--- MATERIAL FOR THIS TASK Enclosed Below ---

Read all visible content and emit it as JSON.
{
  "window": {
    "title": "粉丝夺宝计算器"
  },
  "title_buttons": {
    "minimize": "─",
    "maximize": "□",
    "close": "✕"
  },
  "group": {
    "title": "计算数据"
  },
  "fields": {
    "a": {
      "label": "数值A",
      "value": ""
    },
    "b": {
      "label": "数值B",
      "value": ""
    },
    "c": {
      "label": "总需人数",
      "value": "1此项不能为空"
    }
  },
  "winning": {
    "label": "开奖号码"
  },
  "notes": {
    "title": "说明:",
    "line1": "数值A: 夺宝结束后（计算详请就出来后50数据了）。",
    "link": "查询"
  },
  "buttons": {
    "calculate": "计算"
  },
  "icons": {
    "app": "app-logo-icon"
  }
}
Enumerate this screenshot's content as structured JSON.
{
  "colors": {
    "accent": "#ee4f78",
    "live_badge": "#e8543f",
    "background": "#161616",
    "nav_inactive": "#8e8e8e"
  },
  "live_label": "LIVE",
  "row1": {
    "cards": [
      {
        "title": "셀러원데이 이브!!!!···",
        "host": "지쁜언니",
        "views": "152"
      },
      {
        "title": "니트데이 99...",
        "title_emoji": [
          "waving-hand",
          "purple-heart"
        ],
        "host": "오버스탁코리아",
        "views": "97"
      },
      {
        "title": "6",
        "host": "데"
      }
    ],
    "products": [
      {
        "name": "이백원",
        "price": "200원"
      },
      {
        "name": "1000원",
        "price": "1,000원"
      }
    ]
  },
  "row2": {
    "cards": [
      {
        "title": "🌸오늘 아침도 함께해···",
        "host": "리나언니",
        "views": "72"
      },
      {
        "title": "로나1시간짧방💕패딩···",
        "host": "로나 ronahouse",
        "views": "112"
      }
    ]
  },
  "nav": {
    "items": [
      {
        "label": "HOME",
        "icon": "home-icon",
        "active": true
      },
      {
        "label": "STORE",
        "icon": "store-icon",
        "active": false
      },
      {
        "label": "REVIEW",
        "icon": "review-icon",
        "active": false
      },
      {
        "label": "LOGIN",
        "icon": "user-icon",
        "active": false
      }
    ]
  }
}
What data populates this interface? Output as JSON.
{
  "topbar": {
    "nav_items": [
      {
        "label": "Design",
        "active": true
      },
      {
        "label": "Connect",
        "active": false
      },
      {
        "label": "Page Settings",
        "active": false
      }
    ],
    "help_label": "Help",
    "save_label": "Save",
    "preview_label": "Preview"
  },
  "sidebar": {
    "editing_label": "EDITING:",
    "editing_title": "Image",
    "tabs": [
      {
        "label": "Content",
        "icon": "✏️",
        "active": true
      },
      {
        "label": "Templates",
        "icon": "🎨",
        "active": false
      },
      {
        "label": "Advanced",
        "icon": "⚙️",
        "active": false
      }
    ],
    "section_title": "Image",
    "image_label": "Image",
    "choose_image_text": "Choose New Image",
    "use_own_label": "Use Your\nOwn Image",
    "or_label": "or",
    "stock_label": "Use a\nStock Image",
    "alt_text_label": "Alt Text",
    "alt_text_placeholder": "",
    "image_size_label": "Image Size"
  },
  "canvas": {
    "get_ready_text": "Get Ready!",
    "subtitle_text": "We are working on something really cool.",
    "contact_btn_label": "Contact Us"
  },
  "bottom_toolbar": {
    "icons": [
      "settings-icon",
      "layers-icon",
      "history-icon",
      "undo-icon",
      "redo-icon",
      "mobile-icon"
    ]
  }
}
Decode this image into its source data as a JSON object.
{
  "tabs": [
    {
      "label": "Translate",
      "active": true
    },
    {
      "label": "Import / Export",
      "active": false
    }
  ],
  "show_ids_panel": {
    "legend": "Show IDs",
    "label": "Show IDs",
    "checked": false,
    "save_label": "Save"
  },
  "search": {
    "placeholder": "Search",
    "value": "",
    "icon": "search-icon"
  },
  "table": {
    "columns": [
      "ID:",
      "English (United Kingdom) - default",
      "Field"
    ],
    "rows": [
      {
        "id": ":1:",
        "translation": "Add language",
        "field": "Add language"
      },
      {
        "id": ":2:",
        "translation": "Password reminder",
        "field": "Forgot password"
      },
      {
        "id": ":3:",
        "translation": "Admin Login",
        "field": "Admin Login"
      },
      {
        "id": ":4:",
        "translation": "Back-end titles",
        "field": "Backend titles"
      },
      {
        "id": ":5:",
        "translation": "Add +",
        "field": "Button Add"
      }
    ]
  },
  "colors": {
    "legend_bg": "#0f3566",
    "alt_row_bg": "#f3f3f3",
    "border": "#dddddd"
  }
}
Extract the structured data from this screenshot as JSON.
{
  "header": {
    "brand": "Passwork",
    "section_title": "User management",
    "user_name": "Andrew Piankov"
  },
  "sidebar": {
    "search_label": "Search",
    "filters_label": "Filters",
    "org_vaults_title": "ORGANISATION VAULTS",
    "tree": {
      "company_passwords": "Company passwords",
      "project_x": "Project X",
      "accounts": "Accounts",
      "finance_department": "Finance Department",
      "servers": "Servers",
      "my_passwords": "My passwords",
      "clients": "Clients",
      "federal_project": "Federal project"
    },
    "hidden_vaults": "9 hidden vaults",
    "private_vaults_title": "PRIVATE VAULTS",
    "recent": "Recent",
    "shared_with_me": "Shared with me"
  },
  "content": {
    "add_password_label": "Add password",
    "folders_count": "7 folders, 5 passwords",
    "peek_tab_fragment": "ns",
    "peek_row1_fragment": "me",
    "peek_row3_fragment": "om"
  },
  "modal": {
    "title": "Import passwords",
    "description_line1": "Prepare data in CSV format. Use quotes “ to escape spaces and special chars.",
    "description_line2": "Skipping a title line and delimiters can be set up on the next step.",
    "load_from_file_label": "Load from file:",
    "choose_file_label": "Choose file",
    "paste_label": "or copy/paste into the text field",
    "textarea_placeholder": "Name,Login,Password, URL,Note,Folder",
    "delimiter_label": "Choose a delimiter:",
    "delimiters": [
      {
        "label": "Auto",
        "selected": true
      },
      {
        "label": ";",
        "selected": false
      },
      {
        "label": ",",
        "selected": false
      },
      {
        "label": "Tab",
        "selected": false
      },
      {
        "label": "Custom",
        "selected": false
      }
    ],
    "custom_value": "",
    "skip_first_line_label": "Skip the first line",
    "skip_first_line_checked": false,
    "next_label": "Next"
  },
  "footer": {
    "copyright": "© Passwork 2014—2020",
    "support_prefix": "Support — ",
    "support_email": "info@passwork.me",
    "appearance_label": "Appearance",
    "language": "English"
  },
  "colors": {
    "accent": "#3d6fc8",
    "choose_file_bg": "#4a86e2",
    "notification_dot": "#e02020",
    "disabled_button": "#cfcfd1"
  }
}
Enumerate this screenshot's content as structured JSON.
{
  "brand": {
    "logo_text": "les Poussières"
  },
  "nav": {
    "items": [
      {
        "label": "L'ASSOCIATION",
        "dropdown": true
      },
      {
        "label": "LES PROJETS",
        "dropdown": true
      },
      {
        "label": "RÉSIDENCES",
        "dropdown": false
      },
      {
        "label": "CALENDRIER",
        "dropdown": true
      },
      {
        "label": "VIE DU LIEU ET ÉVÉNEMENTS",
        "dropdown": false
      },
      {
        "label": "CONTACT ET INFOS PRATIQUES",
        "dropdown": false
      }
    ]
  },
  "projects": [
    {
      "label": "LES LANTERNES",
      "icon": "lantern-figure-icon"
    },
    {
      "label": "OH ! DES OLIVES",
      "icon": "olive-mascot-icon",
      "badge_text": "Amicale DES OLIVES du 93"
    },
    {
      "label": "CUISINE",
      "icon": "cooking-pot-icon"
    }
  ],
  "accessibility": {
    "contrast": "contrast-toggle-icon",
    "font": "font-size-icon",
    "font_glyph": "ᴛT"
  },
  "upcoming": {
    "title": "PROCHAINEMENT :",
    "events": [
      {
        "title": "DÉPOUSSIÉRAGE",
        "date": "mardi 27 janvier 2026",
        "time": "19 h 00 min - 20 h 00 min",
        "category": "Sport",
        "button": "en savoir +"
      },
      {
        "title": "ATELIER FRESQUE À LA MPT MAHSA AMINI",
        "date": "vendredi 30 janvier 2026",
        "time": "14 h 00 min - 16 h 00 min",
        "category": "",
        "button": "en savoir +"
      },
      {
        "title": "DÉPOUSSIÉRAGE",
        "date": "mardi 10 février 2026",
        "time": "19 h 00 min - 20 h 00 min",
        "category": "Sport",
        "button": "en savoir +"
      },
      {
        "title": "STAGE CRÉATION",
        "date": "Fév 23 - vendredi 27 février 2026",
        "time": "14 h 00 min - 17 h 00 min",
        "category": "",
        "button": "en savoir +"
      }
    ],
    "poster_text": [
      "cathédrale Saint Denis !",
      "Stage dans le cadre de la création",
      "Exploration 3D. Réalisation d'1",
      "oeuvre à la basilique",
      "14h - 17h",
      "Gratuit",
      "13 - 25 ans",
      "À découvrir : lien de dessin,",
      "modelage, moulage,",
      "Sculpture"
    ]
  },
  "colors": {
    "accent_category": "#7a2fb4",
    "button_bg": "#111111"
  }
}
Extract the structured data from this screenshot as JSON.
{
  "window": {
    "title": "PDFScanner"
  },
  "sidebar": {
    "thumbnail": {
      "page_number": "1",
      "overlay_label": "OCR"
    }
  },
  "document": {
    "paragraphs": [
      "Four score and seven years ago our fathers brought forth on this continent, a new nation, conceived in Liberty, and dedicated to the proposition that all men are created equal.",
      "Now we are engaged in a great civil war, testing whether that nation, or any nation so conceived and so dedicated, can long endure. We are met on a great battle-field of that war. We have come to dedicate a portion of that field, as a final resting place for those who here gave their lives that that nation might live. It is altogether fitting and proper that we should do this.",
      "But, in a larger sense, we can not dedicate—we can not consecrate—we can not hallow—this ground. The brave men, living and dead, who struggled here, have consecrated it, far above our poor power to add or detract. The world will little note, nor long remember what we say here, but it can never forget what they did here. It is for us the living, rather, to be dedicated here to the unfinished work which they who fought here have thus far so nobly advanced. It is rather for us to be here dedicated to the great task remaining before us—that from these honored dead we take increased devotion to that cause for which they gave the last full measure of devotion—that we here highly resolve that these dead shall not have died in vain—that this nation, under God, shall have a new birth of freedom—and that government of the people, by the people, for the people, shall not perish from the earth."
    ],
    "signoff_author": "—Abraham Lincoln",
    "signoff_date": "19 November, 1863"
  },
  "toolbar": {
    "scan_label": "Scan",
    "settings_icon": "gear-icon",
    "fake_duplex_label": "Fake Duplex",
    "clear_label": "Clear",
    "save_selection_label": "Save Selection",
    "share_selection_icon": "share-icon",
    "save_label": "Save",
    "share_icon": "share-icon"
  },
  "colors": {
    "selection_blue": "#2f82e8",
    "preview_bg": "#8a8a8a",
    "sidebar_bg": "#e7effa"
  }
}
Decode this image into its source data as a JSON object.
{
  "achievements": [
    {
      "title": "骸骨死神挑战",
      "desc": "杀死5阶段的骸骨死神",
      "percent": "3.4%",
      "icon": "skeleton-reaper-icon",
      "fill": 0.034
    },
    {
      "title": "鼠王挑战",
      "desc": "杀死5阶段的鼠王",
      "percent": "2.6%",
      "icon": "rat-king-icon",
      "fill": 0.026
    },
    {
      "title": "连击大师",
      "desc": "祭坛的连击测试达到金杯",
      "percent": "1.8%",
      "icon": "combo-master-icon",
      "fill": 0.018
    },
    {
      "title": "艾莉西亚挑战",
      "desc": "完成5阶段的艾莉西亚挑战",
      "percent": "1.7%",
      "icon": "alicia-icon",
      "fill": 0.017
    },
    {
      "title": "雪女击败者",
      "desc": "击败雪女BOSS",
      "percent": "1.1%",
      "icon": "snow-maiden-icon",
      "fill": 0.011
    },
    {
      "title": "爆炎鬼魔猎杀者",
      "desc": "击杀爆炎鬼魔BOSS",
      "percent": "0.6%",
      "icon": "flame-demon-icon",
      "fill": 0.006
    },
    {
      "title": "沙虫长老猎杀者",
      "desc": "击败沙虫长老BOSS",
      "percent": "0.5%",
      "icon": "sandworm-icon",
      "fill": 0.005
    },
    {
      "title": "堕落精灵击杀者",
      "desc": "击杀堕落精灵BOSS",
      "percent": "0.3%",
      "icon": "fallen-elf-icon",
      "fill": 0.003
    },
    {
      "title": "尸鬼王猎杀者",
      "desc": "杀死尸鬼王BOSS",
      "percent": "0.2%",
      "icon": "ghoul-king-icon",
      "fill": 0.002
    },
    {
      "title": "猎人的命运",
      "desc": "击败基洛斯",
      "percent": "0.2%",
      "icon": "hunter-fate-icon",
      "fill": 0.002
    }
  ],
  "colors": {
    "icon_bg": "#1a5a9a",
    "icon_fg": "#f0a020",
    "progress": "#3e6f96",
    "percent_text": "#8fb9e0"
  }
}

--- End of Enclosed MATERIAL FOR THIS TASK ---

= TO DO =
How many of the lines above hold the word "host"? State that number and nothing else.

= REPLY =
5